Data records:
━━━

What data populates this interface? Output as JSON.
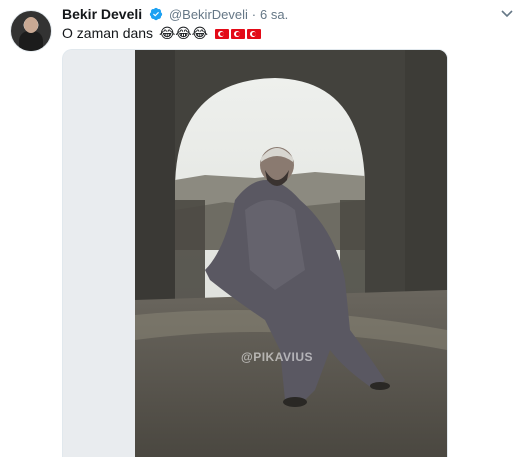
{
  "tweet": {
    "author_name": "Bekir Develi",
    "handle": "@BekirDeveli",
    "separator": "·",
    "time": "6 sa.",
    "text": "O zaman dans",
    "emoji": "😂😂😂",
    "flags": [
      "turkish-flag",
      "turkish-flag",
      "turkish-flag"
    ]
  },
  "media": {
    "watermark": "@PIKAVIUS"
  },
  "colors": {
    "verified": "#1da1f2",
    "secondary_text": "#657786",
    "primary_text": "#14171a",
    "flag_red": "#e30a17"
  },
  "icons": [
    "verified-badge-icon",
    "chevron-down-icon"
  ]
}
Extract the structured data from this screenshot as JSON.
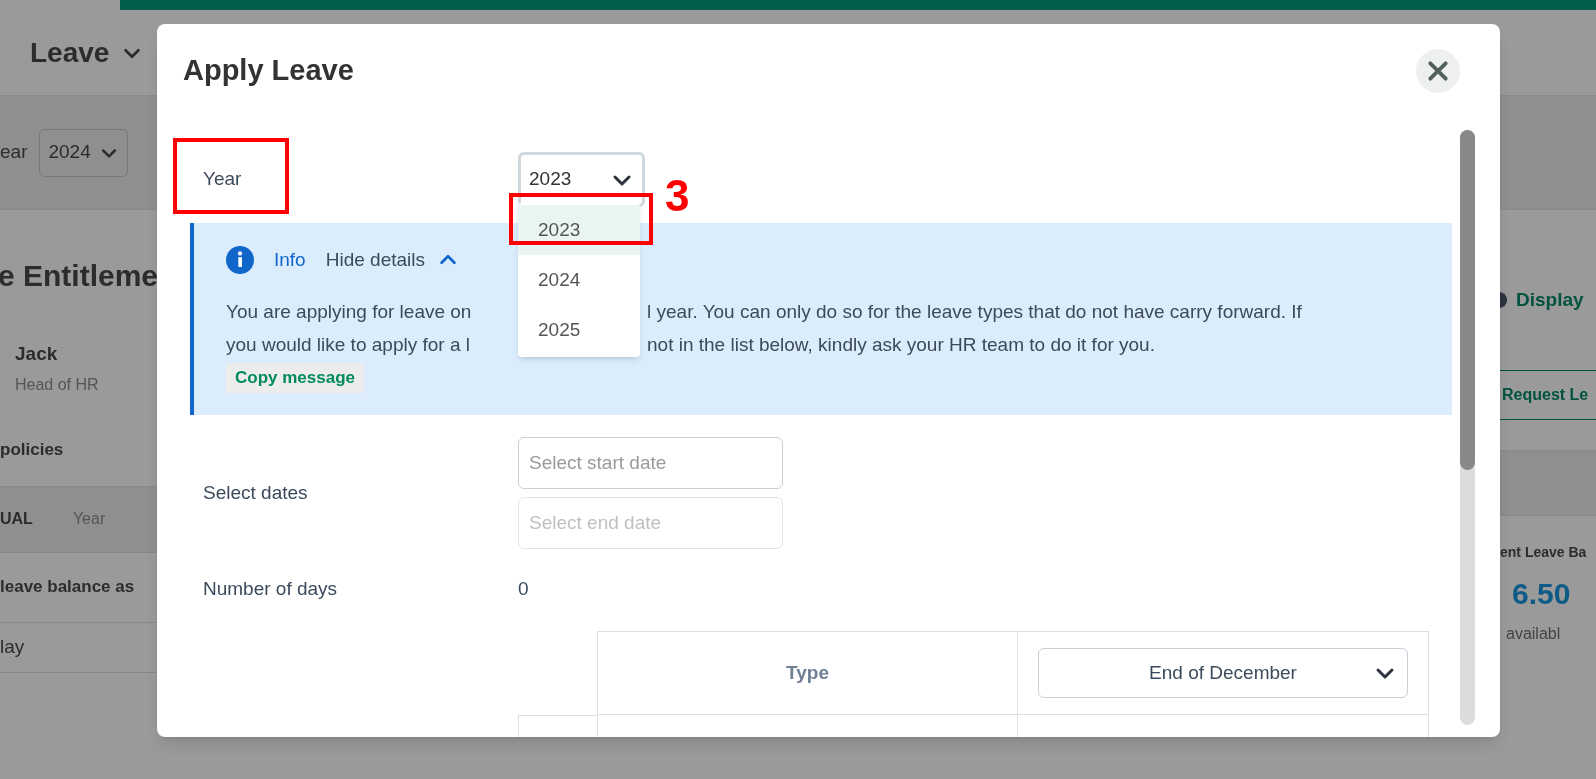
{
  "background": {
    "page_title": "Leave",
    "year_label": "ear",
    "year_value": "2024",
    "section_title": "e Entitleme",
    "employee_name": "Jack",
    "employee_role": "Head of HR",
    "policies_label": "policies",
    "tabs": [
      "UAL",
      "Year"
    ],
    "balance_caption": "leave balance as",
    "row_text": "lay",
    "display_link": "Display",
    "request_button": "Request Le",
    "balance_title": "ent Leave Ba",
    "balance_value": "6.50",
    "balance_unit": "availabl"
  },
  "dialog": {
    "title": "Apply Leave",
    "year": {
      "label": "Year",
      "value": "2023",
      "options": [
        {
          "label": "2023",
          "selected": true
        },
        {
          "label": "2024",
          "selected": false
        },
        {
          "label": "2025",
          "selected": false
        }
      ]
    },
    "info": {
      "heading": "Info",
      "toggle": "Hide details",
      "lines": [
        [
          "You are applying for leave on",
          "l year. You can only do so for the leave types that do not have carry forward. If"
        ],
        [
          "you would like to apply for a l",
          "not in the list below, kindly ask your HR team to do it for you."
        ]
      ],
      "copy_button": "Copy message"
    },
    "dates": {
      "label": "Select dates",
      "start_placeholder": "Select start date",
      "end_placeholder": "Select end date"
    },
    "days": {
      "label": "Number of days",
      "value": "0"
    },
    "table": {
      "column_header": "Type",
      "period_select": "End of December"
    }
  },
  "annotations": {
    "step_label": "3",
    "boxes": [
      {
        "kind": "box"
      },
      {
        "kind": "box"
      }
    ]
  }
}
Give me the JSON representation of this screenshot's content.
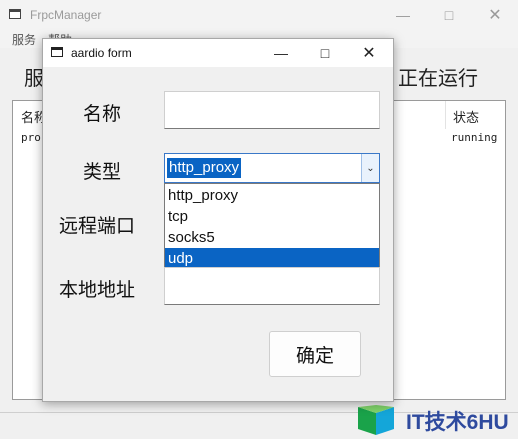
{
  "main_window": {
    "title": "FrpcManager",
    "menu": [
      "服务",
      "帮助"
    ],
    "heading_left": "服",
    "heading_right": "正在运行",
    "list": {
      "col_name": "名称",
      "col_status": "状态",
      "row_name": "pro",
      "row_status": "running"
    }
  },
  "dialog": {
    "title": "aardio form",
    "labels": {
      "name": "名称",
      "type": "类型",
      "remote_port": "远程端口",
      "local_addr": "本地地址"
    },
    "name_value": "",
    "type_selected": "http_proxy",
    "type_options": [
      "http_proxy",
      "tcp",
      "socks5",
      "udp"
    ],
    "highlighted_option": "udp",
    "confirm_label": "确定"
  },
  "watermark": {
    "text": "IT技术6HU"
  },
  "colors": {
    "selection": "#0a64c4",
    "focus_border": "#3a78c8",
    "watermark": "#2e4a9e"
  }
}
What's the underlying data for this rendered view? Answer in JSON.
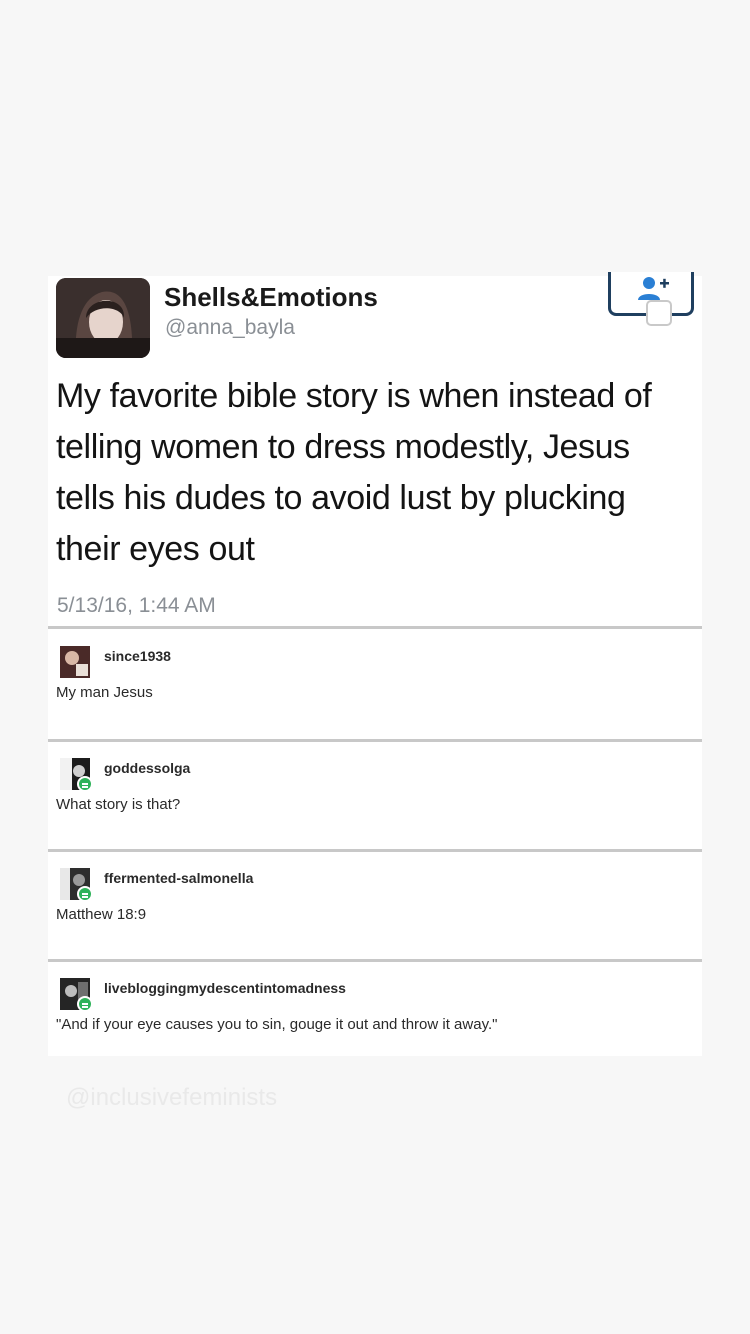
{
  "tweet": {
    "display_name": "Shells&Emotions",
    "handle": "@anna_bayla",
    "text": "My favorite bible story is when instead of telling women to dress modestly, Jesus tells his dudes to avoid lust by plucking their eyes out",
    "timestamp": "5/13/16, 1:44 AM",
    "follow_icon": "add-user-icon"
  },
  "replies": [
    {
      "username": "since1938",
      "text": "My man Jesus"
    },
    {
      "username": "goddessolga",
      "text": "What story is that?"
    },
    {
      "username": "ffermented-salmonella",
      "text": "Matthew 18:9"
    },
    {
      "username": "livebloggingmydescentintomadness",
      "text": "\"And if your eye causes you to sin, gouge it out and throw it away.\""
    }
  ],
  "watermark": "@inclusivefeminists",
  "colors": {
    "background": "#f7f7f7",
    "card": "#ffffff",
    "follow_border": "#1f3f5f",
    "follow_icon": "#2a7fd4",
    "badge": "#2fb35a"
  }
}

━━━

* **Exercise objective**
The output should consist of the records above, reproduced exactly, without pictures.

* **Solution for this task**
What data populates this interface? Output as JSON.
{
  "tweet": {
    "author_name": "Bekir Develi",
    "handle": "@BekirDeveli",
    "separator": "·",
    "time": "6 sa.",
    "text": "O zaman dans",
    "emoji": "😂😂😂",
    "flags": [
      "turkish-flag",
      "turkish-flag",
      "turkish-flag"
    ]
  },
  "media": {
    "watermark": "@PIKAVIUS"
  },
  "colors": {
    "verified": "#1da1f2",
    "secondary_text": "#657786",
    "primary_text": "#14171a",
    "flag_red": "#e30a17"
  },
  "icons": [
    "verified-badge-icon",
    "chevron-down-icon"
  ]
}
Extract the structured data from this screenshot as JSON.
{
  "background": {
    "page_title": "Leave",
    "year_label": "ear",
    "year_value": "2024",
    "section_title": "e Entitleme",
    "employee_name": "Jack",
    "employee_role": "Head of HR",
    "policies_label": "policies",
    "tabs": [
      "UAL",
      "Year"
    ],
    "balance_caption": "leave balance as",
    "row_text": "lay",
    "display_link": "Display",
    "request_button": "Request Le",
    "balance_title": "ent Leave Ba",
    "balance_value": "6.50",
    "balance_unit": "availabl"
  },
  "dialog": {
    "title": "Apply Leave",
    "year": {
      "label": "Year",
      "value": "2023",
      "options": [
        {
          "label": "2023",
          "selected": true
        },
        {
          "label": "2024",
          "selected": false
        },
        {
          "label": "2025",
          "selected": false
        }
      ]
    },
    "info": {
      "heading": "Info",
      "toggle": "Hide details",
      "lines": [
        [
          "You are applying for leave on",
          "l year. You can only do so for the leave types that do not have carry forward. If"
        ],
        [
          "you would like to apply for a l",
          "not in the list below, kindly ask your HR team to do it for you."
        ]
      ],
      "copy_button": "Copy message"
    },
    "dates": {
      "label": "Select dates",
      "start_placeholder": "Select start date",
      "end_placeholder": "Select end date"
    },
    "days": {
      "label": "Number of days",
      "value": "0"
    },
    "table": {
      "column_header": "Type",
      "period_select": "End of December"
    }
  },
  "annotations": {
    "step_label": "3",
    "boxes": [
      {
        "kind": "box"
      },
      {
        "kind": "box"
      }
    ]
  }
}
Give me the JSON representation of this screenshot's content.
{
  "main_window": {
    "title": "FrpcManager",
    "menu": [
      "服务",
      "帮助"
    ],
    "heading_left": "服",
    "heading_right": "正在运行",
    "list": {
      "col_name": "名称",
      "col_status": "状态",
      "row_name": "pro",
      "row_status": "running"
    }
  },
  "dialog": {
    "title": "aardio form",
    "labels": {
      "name": "名称",
      "type": "类型",
      "remote_port": "远程端口",
      "local_addr": "本地地址"
    },
    "name_value": "",
    "type_selected": "http_proxy",
    "type_options": [
      "http_proxy",
      "tcp",
      "socks5",
      "udp"
    ],
    "highlighted_option": "udp",
    "confirm_label": "确定"
  },
  "watermark": {
    "text": "IT技术6HU"
  },
  "colors": {
    "selection": "#0a64c4",
    "focus_border": "#3a78c8",
    "watermark": "#2e4a9e"
  }
}
What's the underlying data for this rendered view? Answer in JSON.
{
  "tweet": {
    "display_name": "Shells&Emotions",
    "handle": "@anna_bayla",
    "text": "My favorite bible story is when instead of telling women to dress modestly, Jesus tells his dudes to avoid lust by plucking their eyes out",
    "timestamp": "5/13/16, 1:44 AM",
    "follow_icon": "add-user-icon"
  },
  "replies": [
    {
      "username": "since1938",
      "text": "My man Jesus"
    },
    {
      "username": "goddessolga",
      "text": "What story is that?"
    },
    {
      "username": "ffermented-salmonella",
      "text": "Matthew 18:9"
    },
    {
      "username": "livebloggingmydescentintomadness",
      "text": "\"And if your eye causes you to sin, gouge it out and throw it away.\""
    }
  ],
  "watermark": "@inclusivefeminists",
  "colors": {
    "background": "#f7f7f7",
    "card": "#ffffff",
    "follow_border": "#1f3f5f",
    "follow_icon": "#2a7fd4",
    "badge": "#2fb35a"
  }
}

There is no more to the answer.